I read in the media today with some dismay about the plight of care homes and domiciliary care services. The Care Quality Commission are raising the stakes giving warning that the sector as a whole is at risk as providers of care for elderly and disabled people pull out over rising costs and cuts to council budgets.
Providers are in trouble because their costs have increased by up to 30% in the past year while their profit margins have fallen by more than 40%, it warned. It pinpoints the national living wage (NLW) and the inability of cash-strapped local councils to pay higher fees for these services as the main causes of a growing problem.
It is alarming to learn that the number of care homes overall in England has fallen from 18,068 in September 2010 to 16,614 in July this year, at a time of growing need linked to the ageing population, according to figures released by the CQC.
The total number of beds available in care homes also fell between 2010 and 2016 from 255,289 to 235,799 this summer – a fall of 19,490. While the number of nursing homes increased slightly, from 4,387 to 4,623 in that time, more than one in 10 residential homes – for elderly, often frail, people – have closed. The total of those available has fallen from 13,681 to 11,991 – a drop of 1,690.
CQC are also worried that the same pressures could push providers of domiciliary care to the wall. “Provider exit and large-scale contract handbacks demonstrate the fragility of this market. At what point can the replacement providers only make the returns work by compromising on the quality of care?” the briefing paper asks.
To many people who rely on care homes and domiciliary care for help in their own homes with washing, dressing and eating, the effect of contraction to services could become greater if more and more of the private companies that dominate the market go out of business, the CQC fears.
Andrea Sutcliffe, the CQC’s chief inspector of adult social care, was responding to the leak to the BBC of a recent internal briefing document that spells out how rises in providers’ costs and the squeeze on local councils’ budgets are leaving care services in an unsustainable position.
“We know that the adult social care sector faces many financial pressures which, worryingly, could undermine the quality and safety of care that people receive and rely upon every day,” said Sutcliffe.
She confirmed that information from care providers detailed in the CQC document “does highlight a concern that the long-term sustainability of high-quality care within this sector could be at risk. Given the impact this would have on people’s lives; it is important that we continue to monitor these trends closely.”
To those who work in the care sector, myself included, this is a degradation of duty on behalf of government and local councils. If the end product of buck passing between the 2 parties where on the one hand insufficient funding has been made available to provide quality care. On the other there has been no requirement on local authorities to ring-fence funding specifically designated for use in the social care sector.
This situation as we all know is exasperated by NHS bed blocking where packages of care designed to accommodate people’s needs in the community, would not only be the choice of patients but save money for a cash strapped National Health Service.

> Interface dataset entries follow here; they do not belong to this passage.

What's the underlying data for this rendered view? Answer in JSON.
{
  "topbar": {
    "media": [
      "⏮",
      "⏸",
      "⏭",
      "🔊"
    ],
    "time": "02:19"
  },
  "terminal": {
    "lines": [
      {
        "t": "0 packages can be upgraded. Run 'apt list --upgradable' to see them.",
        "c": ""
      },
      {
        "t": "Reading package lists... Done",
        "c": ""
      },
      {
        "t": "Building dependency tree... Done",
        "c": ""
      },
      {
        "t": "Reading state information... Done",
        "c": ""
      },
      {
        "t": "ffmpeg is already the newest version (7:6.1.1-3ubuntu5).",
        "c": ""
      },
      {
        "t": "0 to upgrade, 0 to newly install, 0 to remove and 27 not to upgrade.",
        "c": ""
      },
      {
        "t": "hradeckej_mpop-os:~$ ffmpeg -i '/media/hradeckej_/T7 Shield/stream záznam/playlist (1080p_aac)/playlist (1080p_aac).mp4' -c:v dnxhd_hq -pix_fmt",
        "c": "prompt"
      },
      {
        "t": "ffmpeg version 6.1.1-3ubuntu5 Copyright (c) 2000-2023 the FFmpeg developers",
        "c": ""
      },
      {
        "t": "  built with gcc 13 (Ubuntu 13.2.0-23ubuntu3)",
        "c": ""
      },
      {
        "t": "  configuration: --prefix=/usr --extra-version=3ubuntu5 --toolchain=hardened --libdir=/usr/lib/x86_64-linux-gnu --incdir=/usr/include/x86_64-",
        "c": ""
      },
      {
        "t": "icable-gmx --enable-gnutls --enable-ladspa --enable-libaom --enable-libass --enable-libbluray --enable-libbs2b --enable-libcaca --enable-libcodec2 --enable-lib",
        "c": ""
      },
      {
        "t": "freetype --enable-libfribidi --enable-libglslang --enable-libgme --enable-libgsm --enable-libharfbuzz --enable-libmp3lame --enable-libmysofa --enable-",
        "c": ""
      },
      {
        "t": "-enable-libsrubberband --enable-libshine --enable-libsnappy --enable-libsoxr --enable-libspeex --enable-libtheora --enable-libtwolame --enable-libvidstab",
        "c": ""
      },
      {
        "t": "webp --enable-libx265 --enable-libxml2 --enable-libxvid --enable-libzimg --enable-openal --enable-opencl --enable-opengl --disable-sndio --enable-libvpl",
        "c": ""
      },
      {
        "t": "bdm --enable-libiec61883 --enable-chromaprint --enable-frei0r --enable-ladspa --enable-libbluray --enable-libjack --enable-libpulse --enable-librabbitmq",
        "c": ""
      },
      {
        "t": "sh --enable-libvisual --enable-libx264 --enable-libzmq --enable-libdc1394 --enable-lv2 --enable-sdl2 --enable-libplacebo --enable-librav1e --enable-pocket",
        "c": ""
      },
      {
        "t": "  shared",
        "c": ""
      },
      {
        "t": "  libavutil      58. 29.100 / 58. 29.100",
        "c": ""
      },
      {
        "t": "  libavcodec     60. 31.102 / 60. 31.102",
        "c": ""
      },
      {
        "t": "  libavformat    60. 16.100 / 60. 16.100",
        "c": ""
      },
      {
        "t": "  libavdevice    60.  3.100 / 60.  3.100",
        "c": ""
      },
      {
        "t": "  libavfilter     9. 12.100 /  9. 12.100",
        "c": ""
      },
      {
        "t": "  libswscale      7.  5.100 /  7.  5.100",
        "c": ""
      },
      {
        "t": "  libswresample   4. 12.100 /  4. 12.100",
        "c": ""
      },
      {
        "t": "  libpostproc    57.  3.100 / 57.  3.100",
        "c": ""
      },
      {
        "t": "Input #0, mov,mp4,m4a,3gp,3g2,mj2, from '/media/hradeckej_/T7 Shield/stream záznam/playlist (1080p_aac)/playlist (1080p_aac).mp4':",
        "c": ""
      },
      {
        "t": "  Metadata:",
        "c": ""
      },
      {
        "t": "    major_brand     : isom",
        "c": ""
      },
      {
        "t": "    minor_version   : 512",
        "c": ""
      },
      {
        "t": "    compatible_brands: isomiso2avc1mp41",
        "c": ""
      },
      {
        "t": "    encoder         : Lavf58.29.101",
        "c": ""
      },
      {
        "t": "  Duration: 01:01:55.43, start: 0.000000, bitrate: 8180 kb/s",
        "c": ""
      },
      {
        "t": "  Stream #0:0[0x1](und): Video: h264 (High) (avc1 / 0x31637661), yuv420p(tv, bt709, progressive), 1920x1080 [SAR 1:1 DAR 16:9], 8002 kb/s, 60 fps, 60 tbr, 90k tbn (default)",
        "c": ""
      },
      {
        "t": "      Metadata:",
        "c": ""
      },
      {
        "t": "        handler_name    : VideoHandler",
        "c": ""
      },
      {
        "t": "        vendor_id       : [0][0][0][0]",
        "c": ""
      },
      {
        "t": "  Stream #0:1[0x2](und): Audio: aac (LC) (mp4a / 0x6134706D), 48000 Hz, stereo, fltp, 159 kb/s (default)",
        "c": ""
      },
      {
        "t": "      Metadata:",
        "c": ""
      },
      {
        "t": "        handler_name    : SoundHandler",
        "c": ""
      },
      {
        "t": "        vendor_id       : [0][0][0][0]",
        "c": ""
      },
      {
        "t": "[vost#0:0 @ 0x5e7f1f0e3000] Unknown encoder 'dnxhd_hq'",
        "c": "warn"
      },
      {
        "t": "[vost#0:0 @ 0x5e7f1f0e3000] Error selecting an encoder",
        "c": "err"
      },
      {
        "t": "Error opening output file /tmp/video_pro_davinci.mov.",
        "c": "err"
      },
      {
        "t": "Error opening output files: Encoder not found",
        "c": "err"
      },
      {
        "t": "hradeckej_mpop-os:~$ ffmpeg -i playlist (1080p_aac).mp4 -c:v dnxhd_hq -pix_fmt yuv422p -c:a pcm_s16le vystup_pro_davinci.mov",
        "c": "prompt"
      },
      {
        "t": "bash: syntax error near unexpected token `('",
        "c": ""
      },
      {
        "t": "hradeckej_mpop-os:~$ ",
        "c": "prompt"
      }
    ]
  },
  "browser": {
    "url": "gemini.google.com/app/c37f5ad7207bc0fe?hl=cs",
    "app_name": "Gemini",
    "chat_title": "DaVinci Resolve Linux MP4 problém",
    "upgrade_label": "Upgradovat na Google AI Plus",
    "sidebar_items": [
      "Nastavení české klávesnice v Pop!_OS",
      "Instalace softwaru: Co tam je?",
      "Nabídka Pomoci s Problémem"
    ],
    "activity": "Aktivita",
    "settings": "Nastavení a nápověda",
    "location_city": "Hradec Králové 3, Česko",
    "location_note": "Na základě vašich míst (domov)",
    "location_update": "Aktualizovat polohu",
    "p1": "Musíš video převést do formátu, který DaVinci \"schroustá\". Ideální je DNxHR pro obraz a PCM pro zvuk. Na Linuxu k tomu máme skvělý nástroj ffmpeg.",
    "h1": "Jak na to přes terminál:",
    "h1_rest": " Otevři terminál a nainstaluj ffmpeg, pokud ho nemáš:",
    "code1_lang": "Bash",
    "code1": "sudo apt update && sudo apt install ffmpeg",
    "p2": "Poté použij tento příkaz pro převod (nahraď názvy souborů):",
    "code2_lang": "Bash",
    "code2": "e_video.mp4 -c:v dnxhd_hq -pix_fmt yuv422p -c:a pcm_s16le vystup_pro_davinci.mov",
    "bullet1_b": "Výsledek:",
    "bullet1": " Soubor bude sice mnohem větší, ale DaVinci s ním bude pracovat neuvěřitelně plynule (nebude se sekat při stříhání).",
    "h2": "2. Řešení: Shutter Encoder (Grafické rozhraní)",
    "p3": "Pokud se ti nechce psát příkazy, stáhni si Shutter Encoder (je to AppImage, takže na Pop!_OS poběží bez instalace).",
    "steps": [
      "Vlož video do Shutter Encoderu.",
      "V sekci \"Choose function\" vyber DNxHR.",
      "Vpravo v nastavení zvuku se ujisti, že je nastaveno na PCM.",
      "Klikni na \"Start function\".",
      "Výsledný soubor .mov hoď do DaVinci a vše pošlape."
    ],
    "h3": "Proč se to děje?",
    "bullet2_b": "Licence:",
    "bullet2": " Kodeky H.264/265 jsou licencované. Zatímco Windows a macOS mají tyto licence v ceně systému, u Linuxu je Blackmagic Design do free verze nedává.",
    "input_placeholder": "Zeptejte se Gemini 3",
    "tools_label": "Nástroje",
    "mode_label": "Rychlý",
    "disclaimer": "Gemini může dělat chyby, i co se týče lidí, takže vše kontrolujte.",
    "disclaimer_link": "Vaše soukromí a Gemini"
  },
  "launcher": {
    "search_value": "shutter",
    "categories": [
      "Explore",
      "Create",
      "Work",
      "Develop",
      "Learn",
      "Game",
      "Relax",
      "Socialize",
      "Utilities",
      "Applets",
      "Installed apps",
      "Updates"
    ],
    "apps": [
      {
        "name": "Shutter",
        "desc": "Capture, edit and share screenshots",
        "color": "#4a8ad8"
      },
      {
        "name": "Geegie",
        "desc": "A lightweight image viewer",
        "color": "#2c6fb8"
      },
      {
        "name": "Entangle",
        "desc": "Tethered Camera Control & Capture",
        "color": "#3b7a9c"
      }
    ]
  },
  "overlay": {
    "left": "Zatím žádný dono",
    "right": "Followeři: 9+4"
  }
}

Barbara Keeley, Labour’s shadow minister for social care, said: “These figures are an alarming reminder of the desperate state of care services in this country. Despite all the spin from ministers, the Tories have left social care on the brink of collapse, with thousands of people’s care at risk as a result. It’s not enough to turn a blind eye to this crisis. We need ministers to step up and guarantee that they will properly fund care services. Anything less will be a betrayal to the most vulnerable in our society.” I would add that labour when in power could not agree a funding strategy for care with the Tories and Liberals.
Albert Cook Albert Cook BA, MA & Fellow Charted Quality Institute Managing Director Bettal Quality Consultancy